Colin McCracken has spoken of his excitement at “putting our DNA in the hands of end users” as he takes over the CEO role at Evonetix.
Evonetix technology in the making. Picture: Richard Marsham/RMG Photography
Colin was unveiled as CEO of the ground-breaking company bringing semiconductor technology to gene synthesis on Monday.
He arrives from Standard BioTools Inc (Fluidigm Corp until April), where he was senior vice president and chief commercial officer, declaring “Cambridge is an inspirational place to be for anyone interested in science and technology”.
Evonetix has made huge strides since Tim Brears left as CEO in April 2021 after four years in post. Since then, chief technology officer and founder Dr Matthew Hayes had fulfilled the role.
In September, Evonetix was granted a UK patent for its novel method of DNA data storage and retrieval, confirming that its technology has overcome one of the major hurdles of using DNA for data storage. A European patent for its proprietary thermal control technology for DNA synthesis, as well as the design and manufacture of its silicon chips, followed in April.
The lure of a company on the edge of achieving greatness clearly proved irresistible.
“Biology, and synthetic biology in particular, is at a seminal point in its development,” said Colin.
Colin McCracken, CEO at Evonetix’s Coldham’s Business Park headquarters. Picture: Keith Heppell
“It is being applied to some of the most challenging problems that the world is facing now, across climate change, healthcare, food production and industry. At the centre of all this is the DNA that underpins these applications and Evonetix has technology to completely change the way researchers access synthetic DNA, particularly for complex libraries and genes.
“The team at Evonetix has already made huge progress on preparing their technology for market and so the combination of the team, the technology and its impact in the world makes for a very exciting place to work.”
In March Evonetix achieved enzymatic DNA synthesis capability with its thermally controlled synthesis chemistry, allowing the production of scarless DNA sequences. What’s next?
“We will soon be sharing thermally controlled, chip-synthesised DNA with evaluation partners for its first external validation. It is an exciting milestone for the company to start putting our DNA in the hands of end users.”
The Evonetix mission has required an adaptable team, Colin adds – with more hires on the way.
Matthew Hayes, founder and chief technology officer, Evonetix.

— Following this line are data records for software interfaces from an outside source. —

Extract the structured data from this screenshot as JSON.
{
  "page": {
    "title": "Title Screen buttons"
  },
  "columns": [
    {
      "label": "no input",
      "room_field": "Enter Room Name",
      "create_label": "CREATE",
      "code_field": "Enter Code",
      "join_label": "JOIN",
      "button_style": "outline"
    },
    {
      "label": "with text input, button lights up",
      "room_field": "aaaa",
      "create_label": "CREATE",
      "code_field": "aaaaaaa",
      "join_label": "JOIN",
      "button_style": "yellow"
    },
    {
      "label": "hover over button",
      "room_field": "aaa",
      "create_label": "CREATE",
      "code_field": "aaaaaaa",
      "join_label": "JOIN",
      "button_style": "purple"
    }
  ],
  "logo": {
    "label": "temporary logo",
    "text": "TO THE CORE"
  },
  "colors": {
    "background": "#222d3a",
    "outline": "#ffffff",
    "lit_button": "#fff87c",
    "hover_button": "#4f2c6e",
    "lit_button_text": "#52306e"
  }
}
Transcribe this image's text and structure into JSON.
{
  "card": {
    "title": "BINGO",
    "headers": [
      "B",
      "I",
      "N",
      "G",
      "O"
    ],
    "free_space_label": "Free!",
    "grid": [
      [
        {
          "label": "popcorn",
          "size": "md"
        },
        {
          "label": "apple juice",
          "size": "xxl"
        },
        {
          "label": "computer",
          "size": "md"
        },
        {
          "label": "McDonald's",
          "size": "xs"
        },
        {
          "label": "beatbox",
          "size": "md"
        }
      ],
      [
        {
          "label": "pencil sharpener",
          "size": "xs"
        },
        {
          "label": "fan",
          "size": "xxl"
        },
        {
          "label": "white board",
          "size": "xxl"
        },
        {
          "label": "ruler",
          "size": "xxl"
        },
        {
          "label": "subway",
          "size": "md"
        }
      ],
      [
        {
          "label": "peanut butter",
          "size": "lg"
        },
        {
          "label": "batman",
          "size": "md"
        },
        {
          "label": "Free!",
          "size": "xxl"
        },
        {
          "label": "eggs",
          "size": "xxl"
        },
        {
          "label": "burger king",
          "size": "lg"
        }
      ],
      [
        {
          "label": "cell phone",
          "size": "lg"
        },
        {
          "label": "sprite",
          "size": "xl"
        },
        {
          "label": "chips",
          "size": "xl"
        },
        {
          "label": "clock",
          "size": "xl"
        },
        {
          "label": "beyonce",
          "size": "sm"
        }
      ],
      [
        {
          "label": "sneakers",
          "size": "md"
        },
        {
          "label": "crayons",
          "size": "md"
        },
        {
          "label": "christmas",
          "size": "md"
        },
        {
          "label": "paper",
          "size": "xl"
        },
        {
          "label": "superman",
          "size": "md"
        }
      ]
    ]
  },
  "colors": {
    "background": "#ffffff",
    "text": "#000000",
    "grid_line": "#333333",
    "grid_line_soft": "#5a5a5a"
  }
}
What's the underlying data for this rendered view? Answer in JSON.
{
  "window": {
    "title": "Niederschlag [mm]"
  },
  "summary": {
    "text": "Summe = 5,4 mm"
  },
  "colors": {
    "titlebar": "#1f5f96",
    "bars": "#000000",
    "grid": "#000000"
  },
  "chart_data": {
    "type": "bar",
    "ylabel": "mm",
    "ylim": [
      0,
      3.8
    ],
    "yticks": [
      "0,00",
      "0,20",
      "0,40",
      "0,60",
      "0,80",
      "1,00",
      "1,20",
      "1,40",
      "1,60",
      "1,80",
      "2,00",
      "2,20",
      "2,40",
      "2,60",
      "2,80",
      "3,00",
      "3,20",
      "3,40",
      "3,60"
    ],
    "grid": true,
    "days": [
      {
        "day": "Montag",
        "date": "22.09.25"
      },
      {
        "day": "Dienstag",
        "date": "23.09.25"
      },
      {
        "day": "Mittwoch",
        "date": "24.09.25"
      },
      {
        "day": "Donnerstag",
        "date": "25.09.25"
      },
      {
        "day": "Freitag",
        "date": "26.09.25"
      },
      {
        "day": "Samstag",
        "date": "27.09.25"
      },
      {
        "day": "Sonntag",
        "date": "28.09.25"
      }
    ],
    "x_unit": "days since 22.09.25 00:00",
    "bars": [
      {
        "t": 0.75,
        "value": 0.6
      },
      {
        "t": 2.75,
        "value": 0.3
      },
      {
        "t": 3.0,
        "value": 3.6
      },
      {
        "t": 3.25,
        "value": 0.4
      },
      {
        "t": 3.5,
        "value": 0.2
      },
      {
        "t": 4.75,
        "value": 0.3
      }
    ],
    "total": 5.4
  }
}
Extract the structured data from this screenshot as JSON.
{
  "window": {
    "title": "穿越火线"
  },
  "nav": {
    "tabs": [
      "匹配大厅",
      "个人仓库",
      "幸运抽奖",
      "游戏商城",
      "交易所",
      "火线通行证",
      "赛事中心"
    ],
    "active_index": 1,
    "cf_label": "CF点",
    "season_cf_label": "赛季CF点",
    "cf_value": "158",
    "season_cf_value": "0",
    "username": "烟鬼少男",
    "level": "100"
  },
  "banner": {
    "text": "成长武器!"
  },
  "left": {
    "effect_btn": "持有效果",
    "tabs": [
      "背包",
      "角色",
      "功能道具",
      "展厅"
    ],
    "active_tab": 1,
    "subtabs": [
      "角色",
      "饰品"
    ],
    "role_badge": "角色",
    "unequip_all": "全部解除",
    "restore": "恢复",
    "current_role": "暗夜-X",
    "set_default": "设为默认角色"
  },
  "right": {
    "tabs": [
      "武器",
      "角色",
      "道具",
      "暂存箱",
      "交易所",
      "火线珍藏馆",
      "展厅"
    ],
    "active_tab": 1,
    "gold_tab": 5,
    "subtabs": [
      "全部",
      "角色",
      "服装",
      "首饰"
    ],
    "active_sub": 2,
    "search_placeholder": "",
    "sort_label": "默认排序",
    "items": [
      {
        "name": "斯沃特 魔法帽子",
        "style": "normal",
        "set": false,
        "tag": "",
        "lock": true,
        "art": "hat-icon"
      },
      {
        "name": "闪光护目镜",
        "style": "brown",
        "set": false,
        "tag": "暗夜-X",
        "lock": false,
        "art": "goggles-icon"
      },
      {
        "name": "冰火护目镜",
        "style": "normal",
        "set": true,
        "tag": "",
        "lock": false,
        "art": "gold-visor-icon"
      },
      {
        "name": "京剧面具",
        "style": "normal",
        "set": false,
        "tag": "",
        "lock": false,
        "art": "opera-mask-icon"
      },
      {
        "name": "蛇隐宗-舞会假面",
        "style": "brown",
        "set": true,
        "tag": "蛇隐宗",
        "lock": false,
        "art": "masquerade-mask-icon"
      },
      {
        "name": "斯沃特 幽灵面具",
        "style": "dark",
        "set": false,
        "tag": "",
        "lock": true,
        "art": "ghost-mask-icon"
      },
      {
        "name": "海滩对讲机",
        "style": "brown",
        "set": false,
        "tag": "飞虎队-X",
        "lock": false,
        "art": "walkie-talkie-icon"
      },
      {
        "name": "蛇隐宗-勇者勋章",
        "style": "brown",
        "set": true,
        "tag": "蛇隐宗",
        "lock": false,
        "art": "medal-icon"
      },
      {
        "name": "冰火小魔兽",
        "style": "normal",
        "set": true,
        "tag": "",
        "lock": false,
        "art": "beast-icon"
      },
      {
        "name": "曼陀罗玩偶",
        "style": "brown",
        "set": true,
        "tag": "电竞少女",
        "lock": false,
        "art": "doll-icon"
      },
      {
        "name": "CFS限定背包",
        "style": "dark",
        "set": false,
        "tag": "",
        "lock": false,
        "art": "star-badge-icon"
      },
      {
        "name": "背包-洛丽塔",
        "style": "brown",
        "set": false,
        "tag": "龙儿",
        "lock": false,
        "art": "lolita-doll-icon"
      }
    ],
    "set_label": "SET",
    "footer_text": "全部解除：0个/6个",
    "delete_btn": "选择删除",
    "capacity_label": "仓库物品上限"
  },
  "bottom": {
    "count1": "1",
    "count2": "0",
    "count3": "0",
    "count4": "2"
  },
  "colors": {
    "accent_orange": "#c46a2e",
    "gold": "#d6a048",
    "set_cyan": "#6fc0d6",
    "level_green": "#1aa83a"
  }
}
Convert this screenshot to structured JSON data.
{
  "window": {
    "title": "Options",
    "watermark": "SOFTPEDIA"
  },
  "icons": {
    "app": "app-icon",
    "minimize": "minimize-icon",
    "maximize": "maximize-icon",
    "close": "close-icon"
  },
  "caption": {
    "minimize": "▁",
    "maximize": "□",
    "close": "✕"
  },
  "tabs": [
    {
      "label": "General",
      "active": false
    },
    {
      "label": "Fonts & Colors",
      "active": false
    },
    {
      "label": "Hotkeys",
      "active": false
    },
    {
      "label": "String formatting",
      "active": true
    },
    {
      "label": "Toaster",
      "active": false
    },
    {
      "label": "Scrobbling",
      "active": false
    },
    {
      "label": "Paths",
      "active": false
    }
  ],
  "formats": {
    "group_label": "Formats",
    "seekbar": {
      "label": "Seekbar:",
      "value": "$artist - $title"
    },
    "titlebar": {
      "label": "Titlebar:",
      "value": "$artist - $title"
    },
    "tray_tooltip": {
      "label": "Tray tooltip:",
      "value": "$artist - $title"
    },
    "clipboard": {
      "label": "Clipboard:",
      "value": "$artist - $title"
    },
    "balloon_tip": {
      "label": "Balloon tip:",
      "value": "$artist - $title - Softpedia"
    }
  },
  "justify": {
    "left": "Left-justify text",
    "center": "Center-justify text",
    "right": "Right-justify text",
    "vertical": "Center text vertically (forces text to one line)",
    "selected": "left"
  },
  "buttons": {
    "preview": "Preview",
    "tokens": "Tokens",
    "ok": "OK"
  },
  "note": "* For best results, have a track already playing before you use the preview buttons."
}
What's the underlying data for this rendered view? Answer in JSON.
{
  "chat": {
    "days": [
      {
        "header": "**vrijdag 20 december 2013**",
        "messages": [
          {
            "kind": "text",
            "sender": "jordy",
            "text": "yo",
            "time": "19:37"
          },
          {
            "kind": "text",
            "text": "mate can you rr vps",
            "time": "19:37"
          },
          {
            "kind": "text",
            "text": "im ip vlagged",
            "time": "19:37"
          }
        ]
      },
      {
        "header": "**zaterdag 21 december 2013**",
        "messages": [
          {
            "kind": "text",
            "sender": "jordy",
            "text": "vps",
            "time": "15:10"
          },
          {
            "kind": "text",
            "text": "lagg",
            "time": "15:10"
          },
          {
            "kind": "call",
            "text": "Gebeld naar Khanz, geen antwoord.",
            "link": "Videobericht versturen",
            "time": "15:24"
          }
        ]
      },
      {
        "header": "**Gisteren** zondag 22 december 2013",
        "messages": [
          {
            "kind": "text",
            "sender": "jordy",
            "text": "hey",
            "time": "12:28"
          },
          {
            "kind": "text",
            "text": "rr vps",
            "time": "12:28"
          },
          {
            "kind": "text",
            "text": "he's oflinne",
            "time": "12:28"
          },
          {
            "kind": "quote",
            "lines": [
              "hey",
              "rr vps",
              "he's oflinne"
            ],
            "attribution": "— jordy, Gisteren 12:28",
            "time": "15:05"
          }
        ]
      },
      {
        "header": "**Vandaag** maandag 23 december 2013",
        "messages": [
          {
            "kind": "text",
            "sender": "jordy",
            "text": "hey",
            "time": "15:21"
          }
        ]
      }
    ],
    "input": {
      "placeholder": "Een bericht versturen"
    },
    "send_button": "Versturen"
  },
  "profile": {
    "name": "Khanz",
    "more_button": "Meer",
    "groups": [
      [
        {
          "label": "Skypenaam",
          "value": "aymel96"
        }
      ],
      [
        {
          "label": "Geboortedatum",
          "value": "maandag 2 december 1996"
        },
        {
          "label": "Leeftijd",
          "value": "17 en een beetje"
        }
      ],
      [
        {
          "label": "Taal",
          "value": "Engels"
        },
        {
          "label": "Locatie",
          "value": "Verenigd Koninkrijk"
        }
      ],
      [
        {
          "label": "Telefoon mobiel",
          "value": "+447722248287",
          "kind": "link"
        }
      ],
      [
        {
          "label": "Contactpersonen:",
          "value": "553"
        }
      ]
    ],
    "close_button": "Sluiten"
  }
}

Picture: Keith Heppell
“Evonetix is one of the most multi-disciplinary companies I have ever known,” he said. “Ultimately we are about delivering DNA, so I anticipate building more on the biological application side to compliment the teams across physics, chemistry, electronics, engineering and software who make the technology work.
“We still have a lot of growing to do however, so there will be many opportunities across our disciplines well into the future.”
Dr Hayes commented: “We have engaged in an extensive and detailed search to find the right person to lead Evonetix into our next phase of development. Colin has impressed us with both his commercial knowledge and ability to relate to the leadership team and wider organisation. We are all looking forward to working with him and continuing to build Evonetix’s future.”
Paul Beastall, chair of the Evonetix board, added: “The board is thrilled to have him join Evonetix, and we are confident that his expertise and drive will allow us to deliver on the immense potential of Evonetix’s synthesis platform.”
Business News Mike Scialom